It’s a diverse schedule that Shafer admitted he couldn’t have pictured when discussions began between his family and the KKM squad in January around the Tulsa Shootout in Tulsa, Okla.
“My dad (former NASCAR Truck Series part-timer Todd Shafer) actually started talking to Keith at the Tulsa Shootout about me running a midget with them … and it was about two weeks later that I got to go up to his shop in Indiana and we really sat down and started looking at what some of those races would look like,” the younger Shafer recalled. “Keith showed me around the shop and how they work on the cars and everything, and I was blown away. It was so methodical in how they go about everything.
“They put the time in and the effort in, and you can see that with everything they do,” Shafer continued. “That’s the kind of team a driver wants to be a part of and I’m looking forward to working with them.”
Shafer noted that he’s already spent time on the iRacing motorsport simulation service in order to prepare for some of the things he might face when he gets to his first race with KKM in May.
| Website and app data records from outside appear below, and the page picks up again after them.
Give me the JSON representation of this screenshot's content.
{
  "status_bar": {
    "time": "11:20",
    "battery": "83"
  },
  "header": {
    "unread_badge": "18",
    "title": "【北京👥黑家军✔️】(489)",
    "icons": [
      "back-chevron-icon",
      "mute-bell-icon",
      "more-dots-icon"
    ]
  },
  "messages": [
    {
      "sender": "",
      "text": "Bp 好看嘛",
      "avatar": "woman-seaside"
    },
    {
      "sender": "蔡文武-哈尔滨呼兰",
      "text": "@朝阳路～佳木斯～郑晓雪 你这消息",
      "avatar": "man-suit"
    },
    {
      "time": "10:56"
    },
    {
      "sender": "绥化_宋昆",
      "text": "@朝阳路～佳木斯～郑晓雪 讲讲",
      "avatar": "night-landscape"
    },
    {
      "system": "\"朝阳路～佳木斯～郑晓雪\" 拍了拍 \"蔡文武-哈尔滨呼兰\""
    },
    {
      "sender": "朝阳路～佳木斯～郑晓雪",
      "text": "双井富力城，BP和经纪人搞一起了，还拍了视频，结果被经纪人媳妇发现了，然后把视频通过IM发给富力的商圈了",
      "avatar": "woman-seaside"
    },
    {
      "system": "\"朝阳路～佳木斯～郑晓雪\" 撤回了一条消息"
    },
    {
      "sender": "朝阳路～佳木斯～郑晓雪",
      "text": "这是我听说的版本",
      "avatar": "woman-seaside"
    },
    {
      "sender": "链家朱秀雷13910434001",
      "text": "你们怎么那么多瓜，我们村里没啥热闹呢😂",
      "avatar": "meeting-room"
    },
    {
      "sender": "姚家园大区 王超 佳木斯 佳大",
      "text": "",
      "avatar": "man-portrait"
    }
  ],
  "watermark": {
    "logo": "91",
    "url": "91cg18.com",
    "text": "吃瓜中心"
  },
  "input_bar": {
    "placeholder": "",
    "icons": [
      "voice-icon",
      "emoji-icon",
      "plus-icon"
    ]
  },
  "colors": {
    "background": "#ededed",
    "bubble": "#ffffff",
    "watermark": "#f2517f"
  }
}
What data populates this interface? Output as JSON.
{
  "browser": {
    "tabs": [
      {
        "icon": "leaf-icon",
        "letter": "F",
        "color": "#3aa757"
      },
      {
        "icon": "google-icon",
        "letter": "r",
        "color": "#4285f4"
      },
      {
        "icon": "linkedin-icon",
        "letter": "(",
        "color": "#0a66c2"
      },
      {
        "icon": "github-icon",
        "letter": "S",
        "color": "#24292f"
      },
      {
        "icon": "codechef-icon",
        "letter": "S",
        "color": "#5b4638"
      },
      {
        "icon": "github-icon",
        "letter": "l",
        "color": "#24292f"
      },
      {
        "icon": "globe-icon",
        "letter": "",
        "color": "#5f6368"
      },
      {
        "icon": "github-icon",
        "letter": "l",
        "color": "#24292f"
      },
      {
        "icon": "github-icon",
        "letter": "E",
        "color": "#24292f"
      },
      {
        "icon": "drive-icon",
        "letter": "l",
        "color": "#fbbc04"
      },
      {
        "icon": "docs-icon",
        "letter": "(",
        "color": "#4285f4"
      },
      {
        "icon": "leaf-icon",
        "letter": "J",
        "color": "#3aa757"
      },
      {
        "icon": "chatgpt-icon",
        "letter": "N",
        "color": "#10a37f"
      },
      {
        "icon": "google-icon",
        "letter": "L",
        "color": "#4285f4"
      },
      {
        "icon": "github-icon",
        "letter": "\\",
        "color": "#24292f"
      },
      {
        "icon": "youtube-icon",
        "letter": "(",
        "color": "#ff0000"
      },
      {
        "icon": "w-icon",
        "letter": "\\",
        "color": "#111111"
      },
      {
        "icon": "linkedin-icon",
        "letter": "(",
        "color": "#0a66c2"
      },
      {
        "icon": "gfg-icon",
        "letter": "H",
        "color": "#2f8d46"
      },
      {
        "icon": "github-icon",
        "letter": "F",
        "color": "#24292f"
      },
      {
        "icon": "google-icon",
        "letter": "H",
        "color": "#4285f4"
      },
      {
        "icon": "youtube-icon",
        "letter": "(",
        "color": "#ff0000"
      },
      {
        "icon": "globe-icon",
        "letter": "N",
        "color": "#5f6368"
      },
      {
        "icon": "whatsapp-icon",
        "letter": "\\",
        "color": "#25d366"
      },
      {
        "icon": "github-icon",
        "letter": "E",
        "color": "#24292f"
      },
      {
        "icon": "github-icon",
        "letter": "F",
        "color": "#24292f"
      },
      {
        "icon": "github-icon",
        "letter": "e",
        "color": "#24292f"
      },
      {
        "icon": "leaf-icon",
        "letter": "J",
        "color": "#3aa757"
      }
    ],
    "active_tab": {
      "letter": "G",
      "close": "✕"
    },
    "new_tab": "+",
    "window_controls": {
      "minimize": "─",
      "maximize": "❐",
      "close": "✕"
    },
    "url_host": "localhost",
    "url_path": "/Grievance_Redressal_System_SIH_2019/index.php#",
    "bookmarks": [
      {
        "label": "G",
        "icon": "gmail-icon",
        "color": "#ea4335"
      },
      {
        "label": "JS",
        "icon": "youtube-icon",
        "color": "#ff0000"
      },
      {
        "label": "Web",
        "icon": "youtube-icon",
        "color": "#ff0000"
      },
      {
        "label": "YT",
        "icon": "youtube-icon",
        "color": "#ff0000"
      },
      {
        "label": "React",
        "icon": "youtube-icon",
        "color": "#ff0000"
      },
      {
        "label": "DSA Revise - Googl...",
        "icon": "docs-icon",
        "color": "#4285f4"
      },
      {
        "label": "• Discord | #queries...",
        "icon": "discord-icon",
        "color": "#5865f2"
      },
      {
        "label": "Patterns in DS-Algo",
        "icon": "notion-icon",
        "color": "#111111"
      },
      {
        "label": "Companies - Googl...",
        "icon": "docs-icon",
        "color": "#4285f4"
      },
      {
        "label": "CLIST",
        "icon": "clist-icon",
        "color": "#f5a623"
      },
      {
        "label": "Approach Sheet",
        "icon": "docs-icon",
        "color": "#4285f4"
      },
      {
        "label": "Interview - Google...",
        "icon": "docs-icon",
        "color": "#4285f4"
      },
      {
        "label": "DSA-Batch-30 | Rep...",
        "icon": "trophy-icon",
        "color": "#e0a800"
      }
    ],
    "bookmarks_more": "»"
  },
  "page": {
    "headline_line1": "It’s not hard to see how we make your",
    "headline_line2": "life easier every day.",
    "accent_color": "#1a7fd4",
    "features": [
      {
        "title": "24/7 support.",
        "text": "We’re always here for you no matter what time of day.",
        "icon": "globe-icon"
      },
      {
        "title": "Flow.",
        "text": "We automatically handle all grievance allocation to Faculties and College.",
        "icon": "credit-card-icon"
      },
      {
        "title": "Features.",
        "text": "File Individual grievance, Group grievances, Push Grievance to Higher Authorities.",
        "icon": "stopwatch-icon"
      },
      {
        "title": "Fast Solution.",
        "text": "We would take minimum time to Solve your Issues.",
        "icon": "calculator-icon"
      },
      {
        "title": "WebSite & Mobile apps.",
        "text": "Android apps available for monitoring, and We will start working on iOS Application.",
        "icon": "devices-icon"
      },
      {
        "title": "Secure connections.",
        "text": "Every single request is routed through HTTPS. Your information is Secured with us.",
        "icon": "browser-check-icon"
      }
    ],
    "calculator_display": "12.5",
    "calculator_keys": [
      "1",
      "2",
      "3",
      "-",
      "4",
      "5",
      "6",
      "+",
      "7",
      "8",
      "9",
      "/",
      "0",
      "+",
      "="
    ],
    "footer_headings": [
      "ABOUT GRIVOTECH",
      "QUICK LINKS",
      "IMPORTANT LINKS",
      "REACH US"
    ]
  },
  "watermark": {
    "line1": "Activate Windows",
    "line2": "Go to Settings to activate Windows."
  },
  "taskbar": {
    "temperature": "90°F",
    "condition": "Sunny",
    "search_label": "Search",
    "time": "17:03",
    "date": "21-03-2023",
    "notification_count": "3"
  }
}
“Me and my micro buddies, we’ve been on iRacing running the midgets a lot, just to try and get a good grip on them,” Shafer said. “It’s pretty realistic and I feel that it does help you a lot. I don’t know that I know entirely what to expect, but I feel like I have a little bit of an idea and as a young driver, that’s really all you can ask for.”
As he prepares to take the next step and compete in the national spotlight, Shafer admitted he was still absorbing just how quickly he’s reached the point in his career that he sits at going into 2020.
“Man, not even just a few years ago, I was in a quarter midget and an outlaw kart … and two years later I’m running late models and getting to suit up with the best team in midget racing. It’s unbelievable,” Shafer sounded. “I’m so grateful to all the supporters and partners who have helped me get to this point and believed in what I can do in racing.
“We’re going to learn a lot this summer, but we’re going to have a lot of fun along the way, too.”